App and web page records:
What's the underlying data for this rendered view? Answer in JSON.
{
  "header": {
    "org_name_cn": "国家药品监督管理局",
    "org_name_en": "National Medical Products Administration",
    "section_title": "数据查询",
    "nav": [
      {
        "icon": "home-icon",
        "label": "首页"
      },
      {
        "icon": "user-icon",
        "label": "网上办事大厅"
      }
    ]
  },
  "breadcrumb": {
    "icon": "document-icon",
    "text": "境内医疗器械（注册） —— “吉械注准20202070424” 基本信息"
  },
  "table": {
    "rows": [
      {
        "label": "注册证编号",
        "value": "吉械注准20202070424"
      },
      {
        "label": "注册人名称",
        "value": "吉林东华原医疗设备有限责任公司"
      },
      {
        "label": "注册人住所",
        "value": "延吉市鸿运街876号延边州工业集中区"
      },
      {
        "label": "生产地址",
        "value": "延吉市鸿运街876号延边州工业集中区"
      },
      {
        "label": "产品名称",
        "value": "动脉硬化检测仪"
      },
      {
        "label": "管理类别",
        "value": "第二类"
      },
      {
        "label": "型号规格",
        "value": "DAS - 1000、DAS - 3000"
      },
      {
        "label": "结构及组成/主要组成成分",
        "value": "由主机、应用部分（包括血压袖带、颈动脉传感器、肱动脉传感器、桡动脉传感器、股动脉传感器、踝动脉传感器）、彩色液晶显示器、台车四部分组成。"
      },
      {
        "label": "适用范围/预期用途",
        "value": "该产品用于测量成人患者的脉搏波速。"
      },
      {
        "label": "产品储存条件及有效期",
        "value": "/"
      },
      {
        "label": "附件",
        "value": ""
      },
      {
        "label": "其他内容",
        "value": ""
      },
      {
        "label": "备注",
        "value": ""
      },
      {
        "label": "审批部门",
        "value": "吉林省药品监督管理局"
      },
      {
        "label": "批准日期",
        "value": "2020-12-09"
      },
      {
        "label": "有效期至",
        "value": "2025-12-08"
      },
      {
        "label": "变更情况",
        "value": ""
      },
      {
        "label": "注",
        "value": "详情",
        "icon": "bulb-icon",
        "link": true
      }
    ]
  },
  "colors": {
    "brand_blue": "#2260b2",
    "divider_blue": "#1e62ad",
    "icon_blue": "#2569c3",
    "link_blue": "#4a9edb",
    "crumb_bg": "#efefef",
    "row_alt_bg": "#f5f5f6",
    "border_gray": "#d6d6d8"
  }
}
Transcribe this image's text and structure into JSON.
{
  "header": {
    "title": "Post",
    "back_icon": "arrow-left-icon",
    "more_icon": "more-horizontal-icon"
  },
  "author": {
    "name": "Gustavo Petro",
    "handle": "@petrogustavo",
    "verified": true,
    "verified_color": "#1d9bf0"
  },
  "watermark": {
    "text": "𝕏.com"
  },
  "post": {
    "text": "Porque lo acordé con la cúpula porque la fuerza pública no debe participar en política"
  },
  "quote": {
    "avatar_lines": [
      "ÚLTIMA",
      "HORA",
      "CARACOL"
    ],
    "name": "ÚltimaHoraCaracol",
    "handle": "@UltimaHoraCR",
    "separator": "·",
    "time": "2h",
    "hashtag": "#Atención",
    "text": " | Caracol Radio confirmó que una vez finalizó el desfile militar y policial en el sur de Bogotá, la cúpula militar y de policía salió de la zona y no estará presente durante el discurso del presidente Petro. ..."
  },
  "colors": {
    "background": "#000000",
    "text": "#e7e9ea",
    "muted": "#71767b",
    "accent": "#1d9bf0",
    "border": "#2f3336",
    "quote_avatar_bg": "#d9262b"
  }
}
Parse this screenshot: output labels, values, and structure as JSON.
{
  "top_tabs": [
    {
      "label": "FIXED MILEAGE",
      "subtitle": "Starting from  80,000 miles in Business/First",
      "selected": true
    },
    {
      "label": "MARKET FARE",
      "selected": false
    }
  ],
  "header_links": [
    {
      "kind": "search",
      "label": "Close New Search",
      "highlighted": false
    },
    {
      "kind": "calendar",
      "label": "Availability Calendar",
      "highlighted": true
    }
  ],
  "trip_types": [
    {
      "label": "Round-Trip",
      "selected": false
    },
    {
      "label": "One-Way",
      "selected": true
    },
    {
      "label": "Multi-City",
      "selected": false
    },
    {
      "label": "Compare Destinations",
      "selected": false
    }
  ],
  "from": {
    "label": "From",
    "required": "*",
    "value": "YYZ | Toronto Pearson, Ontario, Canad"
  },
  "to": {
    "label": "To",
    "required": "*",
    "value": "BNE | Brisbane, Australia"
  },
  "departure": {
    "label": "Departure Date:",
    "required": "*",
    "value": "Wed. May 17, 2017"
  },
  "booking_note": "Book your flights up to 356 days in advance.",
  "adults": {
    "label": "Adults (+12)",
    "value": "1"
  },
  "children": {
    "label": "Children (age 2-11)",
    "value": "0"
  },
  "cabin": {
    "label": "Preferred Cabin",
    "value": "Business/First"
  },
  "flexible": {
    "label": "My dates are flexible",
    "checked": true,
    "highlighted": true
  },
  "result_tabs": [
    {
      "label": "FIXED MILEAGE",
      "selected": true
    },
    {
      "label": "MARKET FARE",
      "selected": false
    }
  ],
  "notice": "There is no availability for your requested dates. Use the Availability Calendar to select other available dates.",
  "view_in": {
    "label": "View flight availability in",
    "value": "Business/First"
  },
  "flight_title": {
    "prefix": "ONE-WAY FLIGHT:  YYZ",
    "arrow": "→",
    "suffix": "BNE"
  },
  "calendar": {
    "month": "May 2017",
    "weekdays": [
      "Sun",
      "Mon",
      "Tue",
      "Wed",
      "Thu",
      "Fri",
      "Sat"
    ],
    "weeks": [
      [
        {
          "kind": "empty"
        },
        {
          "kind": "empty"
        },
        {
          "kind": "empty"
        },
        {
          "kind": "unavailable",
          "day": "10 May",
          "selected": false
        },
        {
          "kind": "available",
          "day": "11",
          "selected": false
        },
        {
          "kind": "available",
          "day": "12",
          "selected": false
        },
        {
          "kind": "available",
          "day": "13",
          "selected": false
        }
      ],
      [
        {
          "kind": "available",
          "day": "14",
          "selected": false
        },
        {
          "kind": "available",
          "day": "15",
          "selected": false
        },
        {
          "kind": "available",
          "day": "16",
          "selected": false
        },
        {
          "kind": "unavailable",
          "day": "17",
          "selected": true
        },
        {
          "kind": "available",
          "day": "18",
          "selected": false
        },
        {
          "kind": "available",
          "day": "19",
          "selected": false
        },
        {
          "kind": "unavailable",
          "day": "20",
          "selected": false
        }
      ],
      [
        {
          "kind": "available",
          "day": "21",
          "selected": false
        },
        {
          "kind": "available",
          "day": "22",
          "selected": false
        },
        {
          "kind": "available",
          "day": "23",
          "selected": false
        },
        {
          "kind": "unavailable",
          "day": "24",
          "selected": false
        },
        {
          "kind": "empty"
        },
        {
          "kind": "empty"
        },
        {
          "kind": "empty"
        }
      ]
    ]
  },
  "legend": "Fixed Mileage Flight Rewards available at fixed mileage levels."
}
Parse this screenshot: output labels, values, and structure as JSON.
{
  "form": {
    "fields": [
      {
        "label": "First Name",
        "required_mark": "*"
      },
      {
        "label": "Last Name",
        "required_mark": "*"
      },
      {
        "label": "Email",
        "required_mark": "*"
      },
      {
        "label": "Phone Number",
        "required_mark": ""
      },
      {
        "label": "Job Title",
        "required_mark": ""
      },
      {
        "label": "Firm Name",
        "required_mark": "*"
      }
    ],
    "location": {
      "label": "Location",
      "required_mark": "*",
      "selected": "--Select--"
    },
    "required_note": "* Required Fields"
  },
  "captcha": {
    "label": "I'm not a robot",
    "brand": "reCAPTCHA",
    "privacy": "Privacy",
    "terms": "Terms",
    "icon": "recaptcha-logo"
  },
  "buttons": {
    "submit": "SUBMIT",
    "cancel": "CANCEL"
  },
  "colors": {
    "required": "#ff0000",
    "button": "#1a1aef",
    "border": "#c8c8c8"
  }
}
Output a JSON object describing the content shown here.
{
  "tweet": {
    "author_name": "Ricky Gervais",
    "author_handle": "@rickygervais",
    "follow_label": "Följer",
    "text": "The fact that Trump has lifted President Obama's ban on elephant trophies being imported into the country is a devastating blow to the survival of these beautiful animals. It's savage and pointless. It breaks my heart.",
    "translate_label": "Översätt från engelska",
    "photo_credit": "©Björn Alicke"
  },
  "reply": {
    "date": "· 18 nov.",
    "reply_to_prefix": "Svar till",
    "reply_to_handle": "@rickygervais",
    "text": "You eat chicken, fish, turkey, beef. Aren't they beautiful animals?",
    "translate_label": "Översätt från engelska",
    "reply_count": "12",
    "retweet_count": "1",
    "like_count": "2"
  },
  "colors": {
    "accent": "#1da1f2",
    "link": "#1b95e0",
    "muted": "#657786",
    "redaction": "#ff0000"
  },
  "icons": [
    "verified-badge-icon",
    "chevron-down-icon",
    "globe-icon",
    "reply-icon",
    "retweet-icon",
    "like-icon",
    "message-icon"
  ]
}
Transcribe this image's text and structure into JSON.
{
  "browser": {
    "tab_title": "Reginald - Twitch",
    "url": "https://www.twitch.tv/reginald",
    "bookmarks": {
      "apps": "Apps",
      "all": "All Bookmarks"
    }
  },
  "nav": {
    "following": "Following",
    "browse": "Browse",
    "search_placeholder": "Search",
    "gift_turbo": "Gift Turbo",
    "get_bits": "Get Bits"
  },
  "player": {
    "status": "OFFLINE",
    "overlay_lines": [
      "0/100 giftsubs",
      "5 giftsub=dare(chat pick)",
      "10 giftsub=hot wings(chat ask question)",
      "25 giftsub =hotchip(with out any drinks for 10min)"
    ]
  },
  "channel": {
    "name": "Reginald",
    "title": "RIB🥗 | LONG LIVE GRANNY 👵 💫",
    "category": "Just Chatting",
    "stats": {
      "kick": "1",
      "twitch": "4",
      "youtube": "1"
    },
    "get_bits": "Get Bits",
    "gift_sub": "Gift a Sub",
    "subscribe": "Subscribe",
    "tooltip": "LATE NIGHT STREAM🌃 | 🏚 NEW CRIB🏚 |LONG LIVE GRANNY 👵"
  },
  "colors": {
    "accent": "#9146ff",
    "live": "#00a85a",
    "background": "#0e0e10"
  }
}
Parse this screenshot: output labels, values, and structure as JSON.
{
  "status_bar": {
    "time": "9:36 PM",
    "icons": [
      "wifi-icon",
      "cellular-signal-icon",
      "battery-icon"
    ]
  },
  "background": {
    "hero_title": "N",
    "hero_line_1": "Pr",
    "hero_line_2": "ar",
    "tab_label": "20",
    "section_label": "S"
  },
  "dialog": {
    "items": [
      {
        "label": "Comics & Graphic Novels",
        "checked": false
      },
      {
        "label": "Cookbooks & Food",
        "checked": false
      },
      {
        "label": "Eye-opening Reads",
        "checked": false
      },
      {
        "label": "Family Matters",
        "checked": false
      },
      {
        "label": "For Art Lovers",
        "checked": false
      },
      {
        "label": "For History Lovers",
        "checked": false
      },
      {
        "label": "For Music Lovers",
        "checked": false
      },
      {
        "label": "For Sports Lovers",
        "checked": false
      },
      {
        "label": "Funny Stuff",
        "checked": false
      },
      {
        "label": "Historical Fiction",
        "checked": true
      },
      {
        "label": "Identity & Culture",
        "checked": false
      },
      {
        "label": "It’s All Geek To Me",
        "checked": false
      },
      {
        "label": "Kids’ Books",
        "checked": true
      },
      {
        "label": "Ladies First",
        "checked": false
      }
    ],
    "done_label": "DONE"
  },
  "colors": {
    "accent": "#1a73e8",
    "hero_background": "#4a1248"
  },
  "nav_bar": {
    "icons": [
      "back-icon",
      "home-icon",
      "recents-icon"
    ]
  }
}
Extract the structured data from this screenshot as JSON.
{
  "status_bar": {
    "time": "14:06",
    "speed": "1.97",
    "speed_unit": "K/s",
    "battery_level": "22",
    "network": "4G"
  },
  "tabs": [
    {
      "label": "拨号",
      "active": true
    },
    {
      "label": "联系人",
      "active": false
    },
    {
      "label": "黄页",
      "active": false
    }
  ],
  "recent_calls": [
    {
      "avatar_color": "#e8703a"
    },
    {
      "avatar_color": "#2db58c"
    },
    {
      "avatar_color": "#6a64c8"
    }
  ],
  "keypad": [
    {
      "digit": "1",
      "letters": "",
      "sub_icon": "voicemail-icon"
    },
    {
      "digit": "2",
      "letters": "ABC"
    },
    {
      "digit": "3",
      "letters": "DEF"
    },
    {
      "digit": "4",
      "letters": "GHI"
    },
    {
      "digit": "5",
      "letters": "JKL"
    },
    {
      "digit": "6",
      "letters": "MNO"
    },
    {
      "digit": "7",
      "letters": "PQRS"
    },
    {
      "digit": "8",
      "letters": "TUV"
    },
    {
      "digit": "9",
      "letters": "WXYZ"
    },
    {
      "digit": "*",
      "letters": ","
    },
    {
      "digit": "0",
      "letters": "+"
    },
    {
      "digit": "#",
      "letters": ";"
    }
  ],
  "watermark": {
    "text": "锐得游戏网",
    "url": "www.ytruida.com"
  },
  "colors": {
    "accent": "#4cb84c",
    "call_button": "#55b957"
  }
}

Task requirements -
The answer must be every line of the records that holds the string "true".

Task answer -
        "link": true
    "verified": true,
      "selected": true
      "highlighted": true
      "selected": true
    "checked": true,
    "highlighted": true
      "selected": true
          "selected": true
        "checked": true
        "checked": true
      "active": true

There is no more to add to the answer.